Requirement:
Only the pictures are dropped; the lines of the material that follow are returned exactly.

Data supplied:
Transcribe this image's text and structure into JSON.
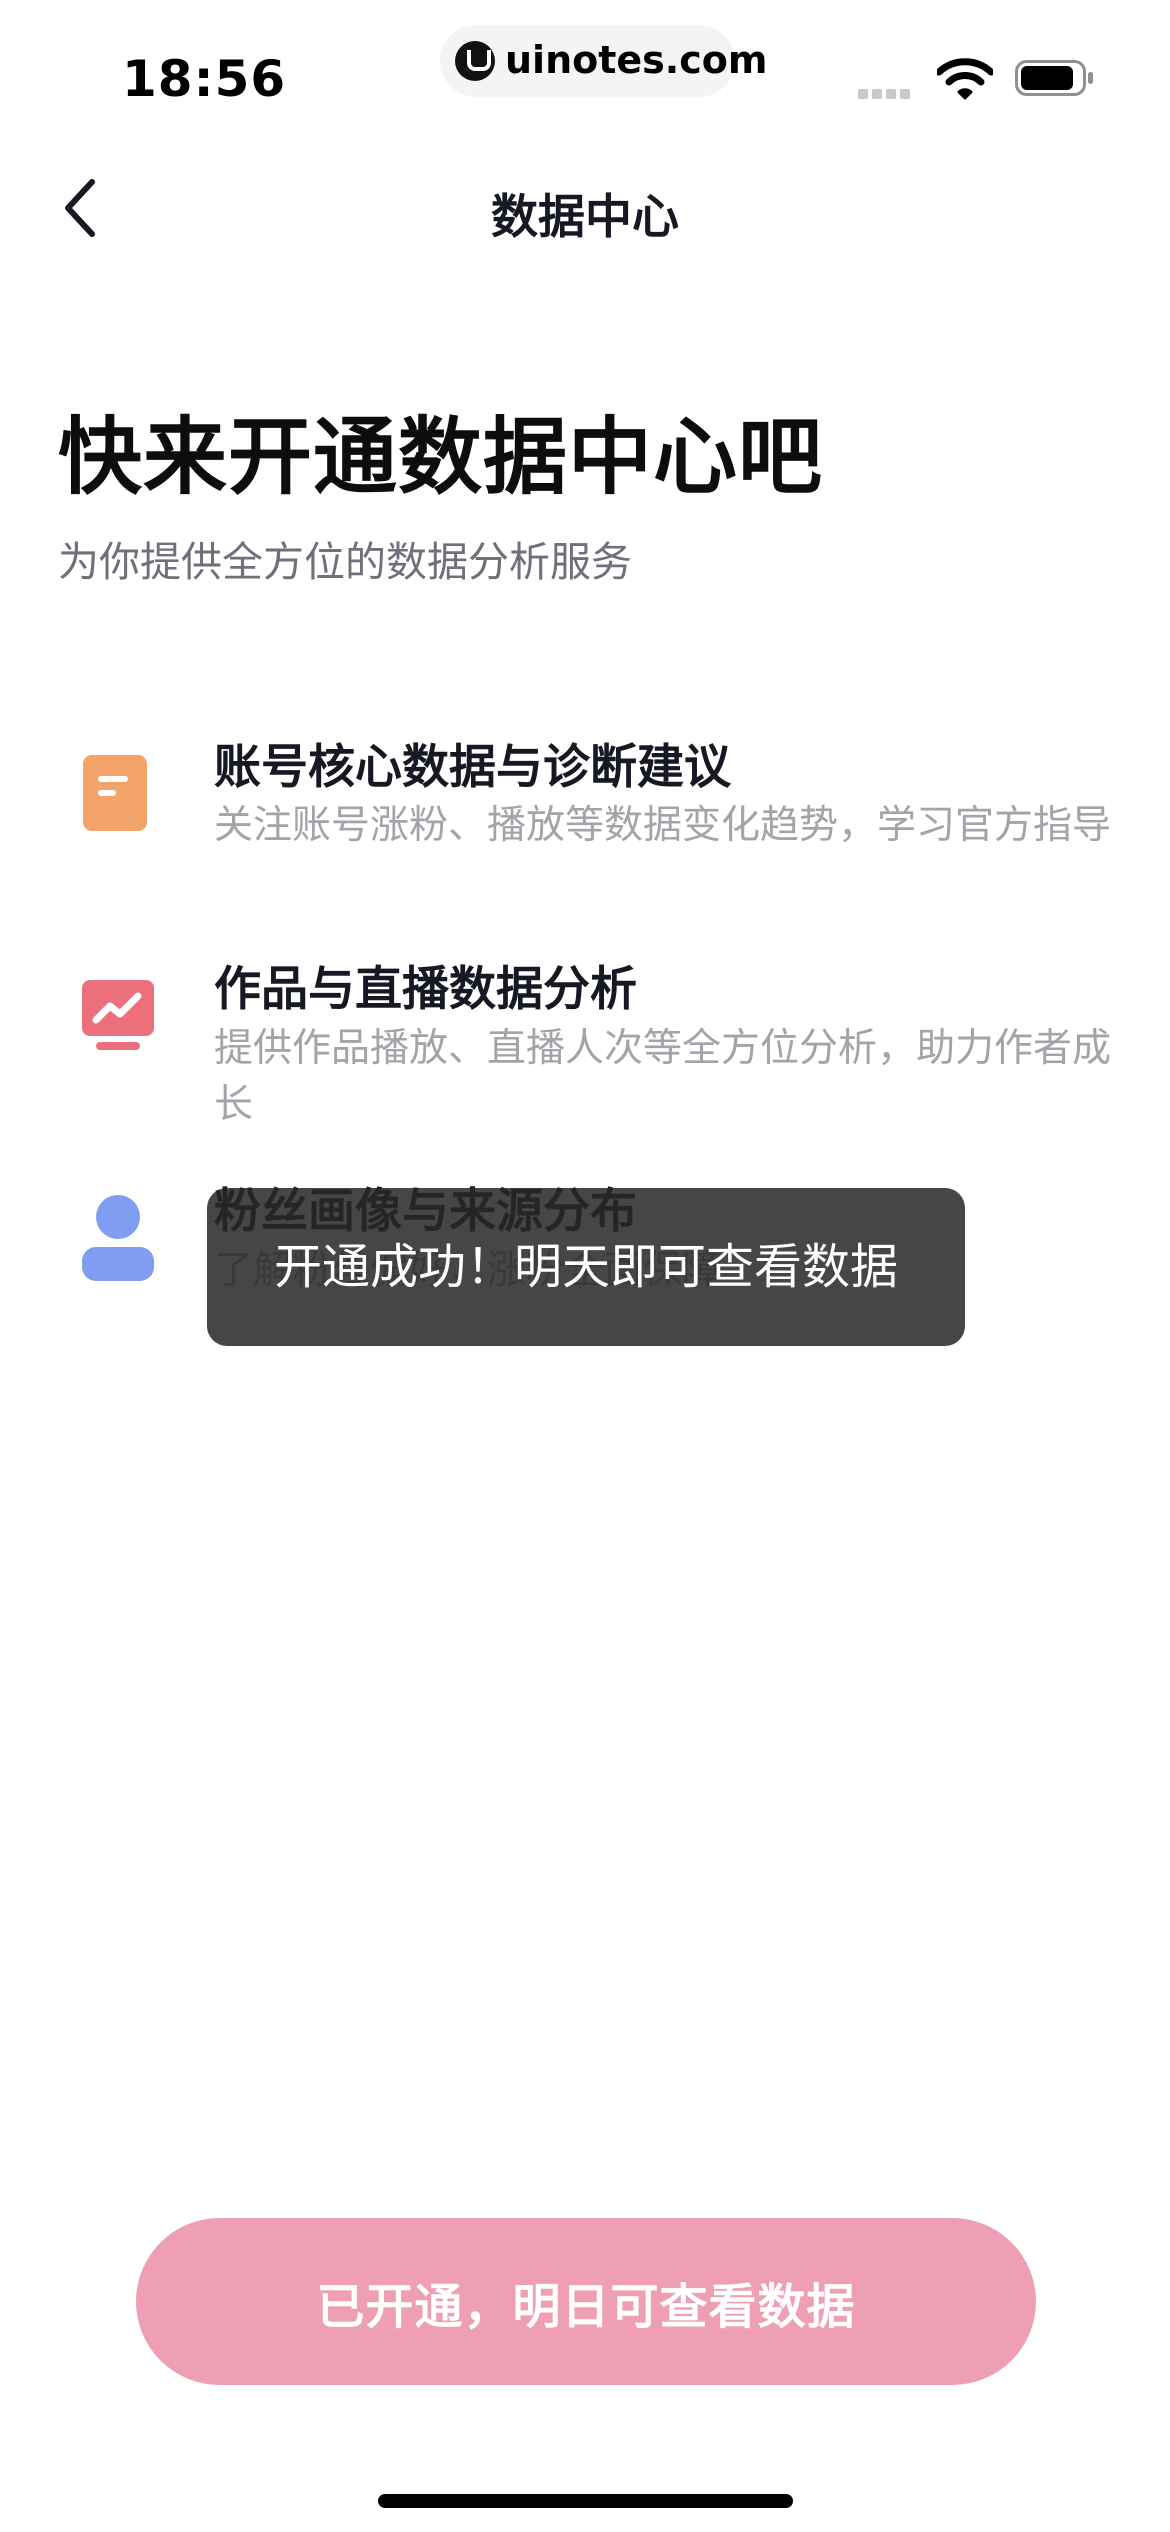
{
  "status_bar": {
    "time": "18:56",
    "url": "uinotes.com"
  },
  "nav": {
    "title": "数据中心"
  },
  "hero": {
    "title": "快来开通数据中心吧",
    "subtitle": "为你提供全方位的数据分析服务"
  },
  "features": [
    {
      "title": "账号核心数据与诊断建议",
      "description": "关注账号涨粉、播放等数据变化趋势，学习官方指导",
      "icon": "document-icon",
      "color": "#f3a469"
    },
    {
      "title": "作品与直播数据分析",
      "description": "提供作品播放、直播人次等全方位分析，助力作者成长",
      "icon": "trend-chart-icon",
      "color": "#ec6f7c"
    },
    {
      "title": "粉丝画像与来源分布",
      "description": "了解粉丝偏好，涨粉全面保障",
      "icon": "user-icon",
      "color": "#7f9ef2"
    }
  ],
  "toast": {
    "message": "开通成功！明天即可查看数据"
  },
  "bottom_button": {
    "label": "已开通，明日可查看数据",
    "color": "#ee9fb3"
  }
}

Answer to this exercise:
Transcribe this image's text and structure into JSON.
{
  "status_bar": {
    "time": "18:56",
    "url": "uinotes.com"
  },
  "nav": {
    "title": "数据中心"
  },
  "hero": {
    "title": "快来开通数据中心吧",
    "subtitle": "为你提供全方位的数据分析服务"
  },
  "features": [
    {
      "title": "账号核心数据与诊断建议",
      "description": "关注账号涨粉、播放等数据变化趋势，学习官方指导",
      "icon": "document-icon",
      "color": "#f3a469"
    },
    {
      "title": "作品与直播数据分析",
      "description": "提供作品播放、直播人次等全方位分析，助力作者成长",
      "icon": "trend-chart-icon",
      "color": "#ec6f7c"
    },
    {
      "title": "粉丝画像与来源分布",
      "description": "了解粉丝偏好，涨粉全面保障",
      "icon": "user-icon",
      "color": "#7f9ef2"
    }
  ],
  "toast": {
    "message": "开通成功！明天即可查看数据"
  },
  "bottom_button": {
    "label": "已开通，明日可查看数据",
    "color": "#ee9fb3"
  }
}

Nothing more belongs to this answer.